Artificial blood cells help clotting
Patients who are unable to form blood clots could be aided by a newly designed blood cell, research on rats has found.
Normally blood is able to clot effectively for small wounds. However, larger injuries such as those caused by car crashes and in the battlefield, can often overwhelm the body's clotting mechanism and cause haemorrhaging.
Upon injury, platelets - a type of cell found in the blood - attach to the walls of the damaged area. They then stick to each other with the help of other clotting proteins to stop the body from losing anymore blood.
In the past, severely injured patients such as war soldiers and cancer patients who have a particularly low platelet count due to their treatment have had to rely on platelet transfusions. However this can be problematic as the platelets expire after five days.

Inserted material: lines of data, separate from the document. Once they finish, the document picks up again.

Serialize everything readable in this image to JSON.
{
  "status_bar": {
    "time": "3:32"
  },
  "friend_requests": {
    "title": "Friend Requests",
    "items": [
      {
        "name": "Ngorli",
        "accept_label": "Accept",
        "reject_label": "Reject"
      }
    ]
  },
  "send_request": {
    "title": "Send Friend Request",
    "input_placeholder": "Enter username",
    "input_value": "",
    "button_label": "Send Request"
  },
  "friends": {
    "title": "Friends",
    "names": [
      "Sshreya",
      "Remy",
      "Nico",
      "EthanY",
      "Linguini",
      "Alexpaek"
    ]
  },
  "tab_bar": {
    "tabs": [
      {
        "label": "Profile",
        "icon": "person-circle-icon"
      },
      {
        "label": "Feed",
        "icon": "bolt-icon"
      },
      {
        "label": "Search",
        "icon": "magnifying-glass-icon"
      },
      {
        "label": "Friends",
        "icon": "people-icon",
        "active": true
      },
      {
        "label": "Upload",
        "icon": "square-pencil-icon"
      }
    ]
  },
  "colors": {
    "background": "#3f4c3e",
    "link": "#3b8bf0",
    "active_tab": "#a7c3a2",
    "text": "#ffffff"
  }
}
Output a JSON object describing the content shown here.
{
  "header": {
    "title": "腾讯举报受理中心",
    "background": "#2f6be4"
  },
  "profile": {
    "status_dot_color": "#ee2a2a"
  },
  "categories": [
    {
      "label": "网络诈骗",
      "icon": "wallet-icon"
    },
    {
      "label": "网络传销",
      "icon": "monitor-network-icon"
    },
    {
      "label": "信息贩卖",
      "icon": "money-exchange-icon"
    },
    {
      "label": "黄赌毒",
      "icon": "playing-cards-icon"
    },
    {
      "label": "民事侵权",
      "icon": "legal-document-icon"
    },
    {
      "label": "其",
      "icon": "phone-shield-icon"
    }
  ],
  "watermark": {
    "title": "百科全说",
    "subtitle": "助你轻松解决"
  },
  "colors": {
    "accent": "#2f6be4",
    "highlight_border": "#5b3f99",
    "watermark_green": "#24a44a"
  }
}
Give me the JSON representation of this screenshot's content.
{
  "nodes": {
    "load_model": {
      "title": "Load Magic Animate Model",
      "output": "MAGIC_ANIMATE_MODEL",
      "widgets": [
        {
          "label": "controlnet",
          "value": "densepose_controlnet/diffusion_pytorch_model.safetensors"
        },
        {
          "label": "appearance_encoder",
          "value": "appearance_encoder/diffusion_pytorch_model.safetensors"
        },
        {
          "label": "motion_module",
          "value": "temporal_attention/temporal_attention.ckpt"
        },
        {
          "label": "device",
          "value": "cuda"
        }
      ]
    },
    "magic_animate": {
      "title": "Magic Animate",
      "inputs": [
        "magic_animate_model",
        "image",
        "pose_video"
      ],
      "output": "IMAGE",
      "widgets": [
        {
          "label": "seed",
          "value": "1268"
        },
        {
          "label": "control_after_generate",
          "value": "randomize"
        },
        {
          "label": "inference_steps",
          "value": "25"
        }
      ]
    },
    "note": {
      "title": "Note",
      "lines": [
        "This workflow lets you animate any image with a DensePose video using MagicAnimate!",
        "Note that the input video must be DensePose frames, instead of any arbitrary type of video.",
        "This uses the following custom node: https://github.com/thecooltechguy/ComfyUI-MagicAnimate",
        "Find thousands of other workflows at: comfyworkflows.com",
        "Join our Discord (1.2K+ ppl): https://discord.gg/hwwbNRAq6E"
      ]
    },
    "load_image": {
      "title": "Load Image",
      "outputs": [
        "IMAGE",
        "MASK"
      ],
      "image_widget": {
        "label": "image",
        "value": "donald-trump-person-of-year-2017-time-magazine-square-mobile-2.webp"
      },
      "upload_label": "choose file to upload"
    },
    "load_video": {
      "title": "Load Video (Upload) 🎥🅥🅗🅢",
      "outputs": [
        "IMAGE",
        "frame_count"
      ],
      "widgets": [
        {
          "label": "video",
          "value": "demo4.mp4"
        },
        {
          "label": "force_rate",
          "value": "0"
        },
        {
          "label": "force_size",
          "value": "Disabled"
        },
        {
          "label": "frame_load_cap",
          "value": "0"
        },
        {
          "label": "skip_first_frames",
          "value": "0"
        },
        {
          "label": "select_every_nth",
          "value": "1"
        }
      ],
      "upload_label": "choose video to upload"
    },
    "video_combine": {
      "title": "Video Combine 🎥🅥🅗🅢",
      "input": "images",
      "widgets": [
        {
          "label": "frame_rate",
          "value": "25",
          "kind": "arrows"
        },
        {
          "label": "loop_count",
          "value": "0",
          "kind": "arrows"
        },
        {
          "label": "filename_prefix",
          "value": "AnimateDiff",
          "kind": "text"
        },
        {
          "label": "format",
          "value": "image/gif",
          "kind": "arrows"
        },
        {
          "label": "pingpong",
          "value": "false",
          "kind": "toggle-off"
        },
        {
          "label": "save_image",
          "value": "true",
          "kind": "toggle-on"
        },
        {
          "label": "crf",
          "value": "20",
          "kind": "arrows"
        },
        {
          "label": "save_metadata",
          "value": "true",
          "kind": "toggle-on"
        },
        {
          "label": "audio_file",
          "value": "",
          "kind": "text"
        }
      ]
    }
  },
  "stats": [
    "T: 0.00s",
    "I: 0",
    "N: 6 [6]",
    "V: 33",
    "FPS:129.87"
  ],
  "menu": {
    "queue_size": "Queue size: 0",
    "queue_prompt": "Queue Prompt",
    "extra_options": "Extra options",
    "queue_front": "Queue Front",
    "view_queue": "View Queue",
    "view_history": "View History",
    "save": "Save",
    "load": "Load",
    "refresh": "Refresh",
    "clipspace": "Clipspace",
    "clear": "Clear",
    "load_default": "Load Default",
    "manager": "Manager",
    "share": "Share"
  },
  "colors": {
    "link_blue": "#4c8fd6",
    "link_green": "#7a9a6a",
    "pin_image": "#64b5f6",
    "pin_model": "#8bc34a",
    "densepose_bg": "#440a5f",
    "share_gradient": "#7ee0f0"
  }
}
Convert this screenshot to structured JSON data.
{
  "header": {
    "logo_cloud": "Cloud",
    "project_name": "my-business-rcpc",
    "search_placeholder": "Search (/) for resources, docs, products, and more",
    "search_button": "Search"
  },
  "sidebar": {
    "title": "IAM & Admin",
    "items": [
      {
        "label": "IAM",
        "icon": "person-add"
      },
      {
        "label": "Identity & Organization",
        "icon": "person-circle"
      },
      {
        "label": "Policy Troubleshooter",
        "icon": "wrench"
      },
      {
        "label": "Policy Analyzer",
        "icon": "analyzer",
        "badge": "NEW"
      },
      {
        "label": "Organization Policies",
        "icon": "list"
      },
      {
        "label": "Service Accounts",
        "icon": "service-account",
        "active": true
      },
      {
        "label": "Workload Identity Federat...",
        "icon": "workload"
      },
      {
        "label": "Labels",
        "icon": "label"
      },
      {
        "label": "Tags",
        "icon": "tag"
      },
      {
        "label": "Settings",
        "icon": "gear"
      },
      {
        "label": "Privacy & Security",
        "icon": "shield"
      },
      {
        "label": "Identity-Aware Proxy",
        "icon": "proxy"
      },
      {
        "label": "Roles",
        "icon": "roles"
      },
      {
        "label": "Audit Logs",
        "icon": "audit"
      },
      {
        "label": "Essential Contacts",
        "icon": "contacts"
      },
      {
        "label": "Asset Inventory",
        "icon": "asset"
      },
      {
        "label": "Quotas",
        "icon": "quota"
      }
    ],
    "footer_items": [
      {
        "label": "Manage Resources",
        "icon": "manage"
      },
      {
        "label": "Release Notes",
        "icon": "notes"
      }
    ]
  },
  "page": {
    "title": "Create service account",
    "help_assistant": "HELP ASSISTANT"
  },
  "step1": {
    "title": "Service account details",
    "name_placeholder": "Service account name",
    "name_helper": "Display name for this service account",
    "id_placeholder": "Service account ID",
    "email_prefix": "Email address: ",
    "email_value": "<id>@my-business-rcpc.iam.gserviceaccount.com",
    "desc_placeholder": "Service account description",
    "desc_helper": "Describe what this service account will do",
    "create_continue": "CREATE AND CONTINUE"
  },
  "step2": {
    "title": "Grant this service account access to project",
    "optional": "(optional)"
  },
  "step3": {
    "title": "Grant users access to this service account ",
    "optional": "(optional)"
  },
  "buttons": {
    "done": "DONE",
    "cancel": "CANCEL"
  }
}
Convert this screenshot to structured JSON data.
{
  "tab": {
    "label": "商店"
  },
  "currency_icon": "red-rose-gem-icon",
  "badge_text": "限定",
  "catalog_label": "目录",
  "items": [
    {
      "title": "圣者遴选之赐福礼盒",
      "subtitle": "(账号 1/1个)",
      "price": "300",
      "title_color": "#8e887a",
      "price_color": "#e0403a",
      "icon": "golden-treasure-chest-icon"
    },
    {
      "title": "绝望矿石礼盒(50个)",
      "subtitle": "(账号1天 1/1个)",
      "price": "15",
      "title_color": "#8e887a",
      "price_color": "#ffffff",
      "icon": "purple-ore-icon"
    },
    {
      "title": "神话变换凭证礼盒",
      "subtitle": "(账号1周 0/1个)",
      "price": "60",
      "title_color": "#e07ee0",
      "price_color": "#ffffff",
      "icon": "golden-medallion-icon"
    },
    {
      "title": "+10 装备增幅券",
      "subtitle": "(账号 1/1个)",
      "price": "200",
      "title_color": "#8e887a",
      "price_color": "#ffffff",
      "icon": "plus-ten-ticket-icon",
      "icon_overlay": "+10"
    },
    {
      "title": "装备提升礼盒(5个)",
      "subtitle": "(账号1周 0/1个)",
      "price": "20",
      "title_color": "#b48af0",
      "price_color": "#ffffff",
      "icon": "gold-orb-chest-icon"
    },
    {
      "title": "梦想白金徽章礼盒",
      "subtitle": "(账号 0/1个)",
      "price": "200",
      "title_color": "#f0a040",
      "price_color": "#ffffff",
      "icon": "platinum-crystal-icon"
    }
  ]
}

Now, a group of scientists have been able to overcome this by using nanotechnology to produce artificial blood cells that can induce a clot. The specially built cells, referred to as RGD, are spherical and include a specific amino acid sequence that natural platelets recognise and stick to, causing a clot. Rats normally clot within four minutes but after an injection of RGD, the clotting time was reduced by 23%, sealing the wound faster.
The team now aims to study this design in larger mammals such as pigs, and hope it could help with emergency treatments in humans in the future.